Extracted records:
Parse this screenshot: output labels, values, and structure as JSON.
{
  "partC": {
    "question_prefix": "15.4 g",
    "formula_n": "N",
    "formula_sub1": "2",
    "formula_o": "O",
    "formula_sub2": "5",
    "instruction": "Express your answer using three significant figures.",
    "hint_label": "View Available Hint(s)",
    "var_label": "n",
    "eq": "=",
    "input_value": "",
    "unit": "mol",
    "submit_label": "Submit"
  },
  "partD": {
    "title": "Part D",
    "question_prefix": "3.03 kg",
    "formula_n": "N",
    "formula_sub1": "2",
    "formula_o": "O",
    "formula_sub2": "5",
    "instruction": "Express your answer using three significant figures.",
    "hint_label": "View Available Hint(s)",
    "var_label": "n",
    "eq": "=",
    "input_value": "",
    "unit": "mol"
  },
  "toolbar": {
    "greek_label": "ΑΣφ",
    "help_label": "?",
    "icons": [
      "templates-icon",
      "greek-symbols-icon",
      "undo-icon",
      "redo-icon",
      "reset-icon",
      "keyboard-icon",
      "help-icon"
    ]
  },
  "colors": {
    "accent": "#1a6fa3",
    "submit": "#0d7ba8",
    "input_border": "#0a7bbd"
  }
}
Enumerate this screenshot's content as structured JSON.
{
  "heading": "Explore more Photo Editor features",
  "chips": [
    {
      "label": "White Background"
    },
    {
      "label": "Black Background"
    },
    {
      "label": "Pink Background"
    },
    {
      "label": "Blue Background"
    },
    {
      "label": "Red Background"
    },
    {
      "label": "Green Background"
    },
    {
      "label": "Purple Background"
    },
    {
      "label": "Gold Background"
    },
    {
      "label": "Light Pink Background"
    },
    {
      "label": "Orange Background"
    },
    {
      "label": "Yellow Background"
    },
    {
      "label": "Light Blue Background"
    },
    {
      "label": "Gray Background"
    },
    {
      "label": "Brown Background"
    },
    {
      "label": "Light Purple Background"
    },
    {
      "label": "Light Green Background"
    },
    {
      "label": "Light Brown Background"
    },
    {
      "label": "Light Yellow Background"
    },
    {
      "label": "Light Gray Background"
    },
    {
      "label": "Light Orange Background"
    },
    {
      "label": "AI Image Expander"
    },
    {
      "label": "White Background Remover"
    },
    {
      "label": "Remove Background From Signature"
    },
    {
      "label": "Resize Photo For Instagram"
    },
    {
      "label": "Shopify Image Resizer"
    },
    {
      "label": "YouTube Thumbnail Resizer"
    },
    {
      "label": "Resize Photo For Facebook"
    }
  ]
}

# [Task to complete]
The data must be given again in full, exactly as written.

# [Solution to this task]
Parse this screenshot: output labels, values, and structure as JSON.
{
  "partC": {
    "question_prefix": "15.4 g",
    "formula_n": "N",
    "formula_sub1": "2",
    "formula_o": "O",
    "formula_sub2": "5",
    "instruction": "Express your answer using three significant figures.",
    "hint_label": "View Available Hint(s)",
    "var_label": "n",
    "eq": "=",
    "input_value": "",
    "unit": "mol",
    "submit_label": "Submit"
  },
  "partD": {
    "title": "Part D",
    "question_prefix": "3.03 kg",
    "formula_n": "N",
    "formula_sub1": "2",
    "formula_o": "O",
    "formula_sub2": "5",
    "instruction": "Express your answer using three significant figures.",
    "hint_label": "View Available Hint(s)",
    "var_label": "n",
    "eq": "=",
    "input_value": "",
    "unit": "mol"
  },
  "toolbar": {
    "greek_label": "ΑΣφ",
    "help_label": "?",
    "icons": [
      "templates-icon",
      "greek-symbols-icon",
      "undo-icon",
      "redo-icon",
      "reset-icon",
      "keyboard-icon",
      "help-icon"
    ]
  },
  "colors": {
    "accent": "#1a6fa3",
    "submit": "#0d7ba8",
    "input_border": "#0a7bbd"
  }
}
Enumerate this screenshot's content as structured JSON.
{
  "heading": "Explore more Photo Editor features",
  "chips": [
    {
      "label": "White Background"
    },
    {
      "label": "Black Background"
    },
    {
      "label": "Pink Background"
    },
    {
      "label": "Blue Background"
    },
    {
      "label": "Red Background"
    },
    {
      "label": "Green Background"
    },
    {
      "label": "Purple Background"
    },
    {
      "label": "Gold Background"
    },
    {
      "label": "Light Pink Background"
    },
    {
      "label": "Orange Background"
    },
    {
      "label": "Yellow Background"
    },
    {
      "label": "Light Blue Background"
    },
    {
      "label": "Gray Background"
    },
    {
      "label": "Brown Background"
    },
    {
      "label": "Light Purple Background"
    },
    {
      "label": "Light Green Background"
    },
    {
      "label": "Light Brown Background"
    },
    {
      "label": "Light Yellow Background"
    },
    {
      "label": "Light Gray Background"
    },
    {
      "label": "Light Orange Background"
    },
    {
      "label": "AI Image Expander"
    },
    {
      "label": "White Background Remover"
    },
    {
      "label": "Remove Background From Signature"
    },
    {
      "label": "Resize Photo For Instagram"
    },
    {
      "label": "Shopify Image Resizer"
    },
    {
      "label": "YouTube Thumbnail Resizer"
    },
    {
      "label": "Resize Photo For Facebook"
    }
  ]
}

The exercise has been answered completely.